Success and controversies chased Warne in equal measure in his career. The 50-year-old was involved in many controversies on and off the field during his playing career that included a fixing probe, a doping ban and run-in with fellow players. He was banned for 12 months in 2003 for doping and missed the World Cup but went on to become one of the greatest leg-spinners the game has ever produced.

“I’m not proud of all of my decisions,” Warne said on Fox Cricket show ‘A Week with Warnie’. “I made some horrible mistakes and choices with things. But I was always true to myself and that’s what I’m proud of today.”

Considered as one of the most colourful personalities off the field, Warne divorced his first wife Simone Callahan in 2005. “I let my family down, I embarrassed my children … but that’s something I have to live with,” he added.

The leg-spinner, however, insisted that while his transgressions were correctly reported, there were quite a few things that appeared in the media were false and even his good deeds were not highlighted.

“But for all of those bad choices I’ve also been very proud of all the good things I’ve done. I’ve done a lot of good things but sometimes people like to harp on about the bad things because it’s a better headline,” he said.

Warne also spoke about the 1993 ripping ‘ball of the century’ with which he bowled Mike Gatting. He said the success he achieved following that had massive influence on his life. “I was 23 when that happened. I remember going to the Windmill Pub in London, we were staying at the Westbury Hotel 100 yards up the road … and I went for a pint with Merv (Hughes),” he says.

“And when I came out there was, without a word of a lie, probably 25-30 photographers just taking pictures. The next day was about ‘Shane Warne was at the pub’. I was getting critiqued about what I was wearing, I had ’10 things you don’t know about Shane Warne’ and I’m reading it going, ‘that’s not true, I didn’t know that about me!'”

Warne said he was baffled with the way media handled stories about him, often untrue.

“I didn’t really understand how it worked when I had to read these things about myself that weren’t true which was quite tough to take,” he says.

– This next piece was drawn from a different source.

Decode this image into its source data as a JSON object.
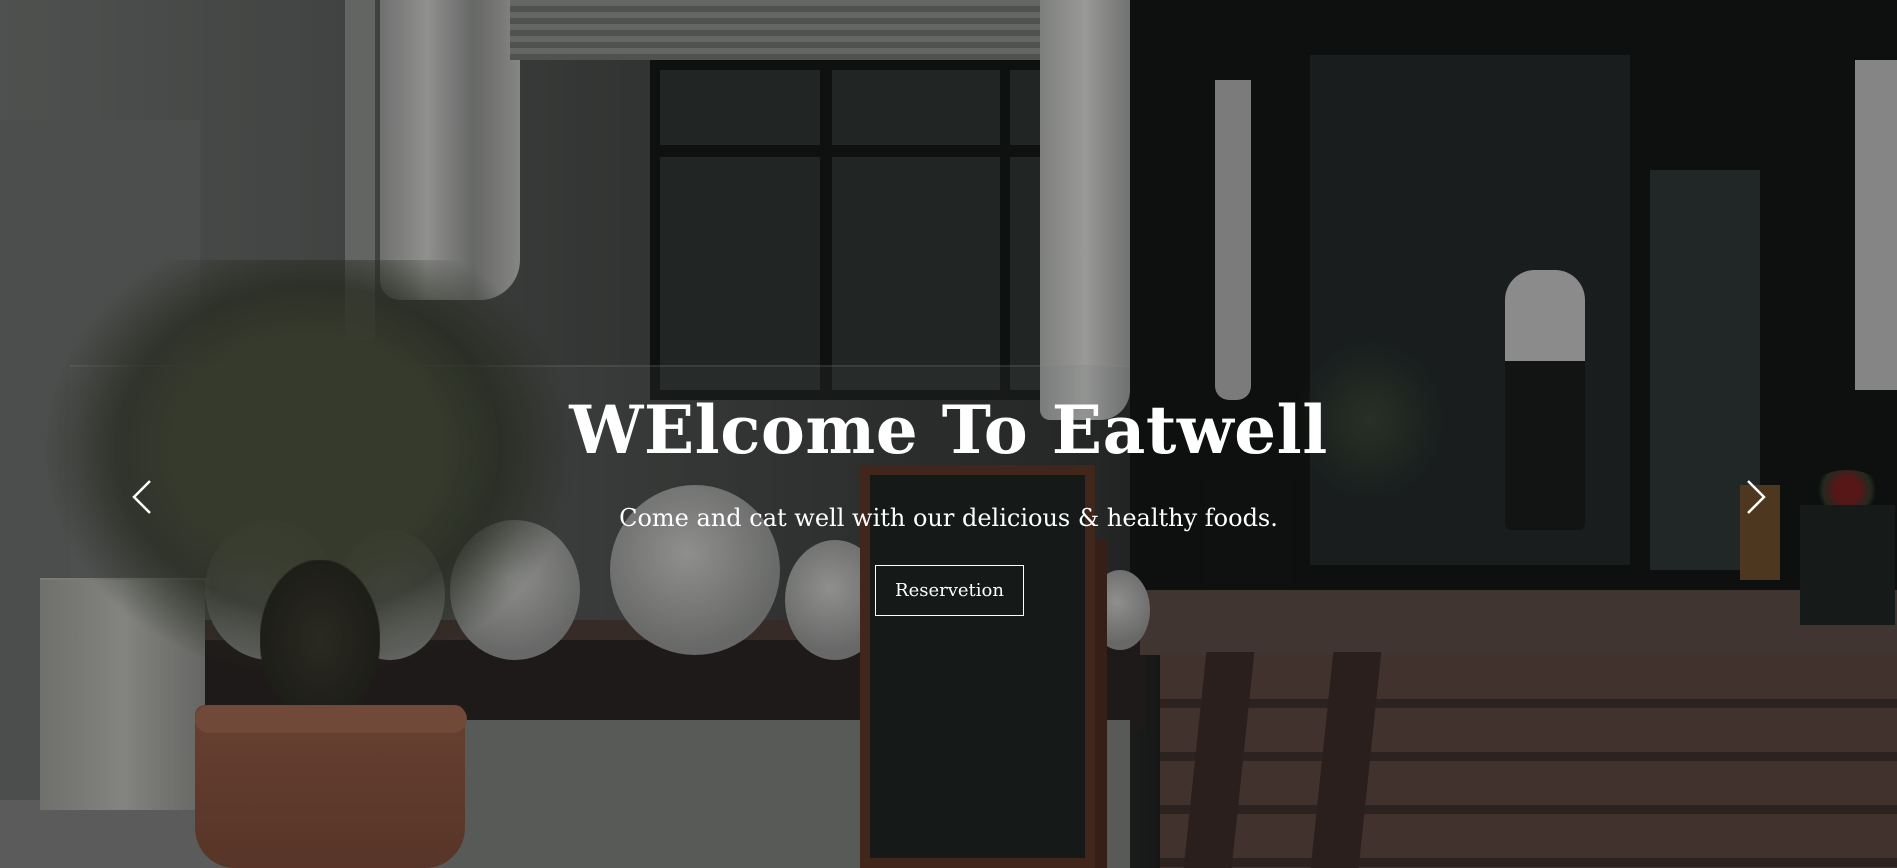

“You don’t want to spend your life worrying about that stuff, but I did. I worried. I was like, ‘that’s not what I’m like’. So I found that I didn’t understand how it (the media) worked and I resented it.”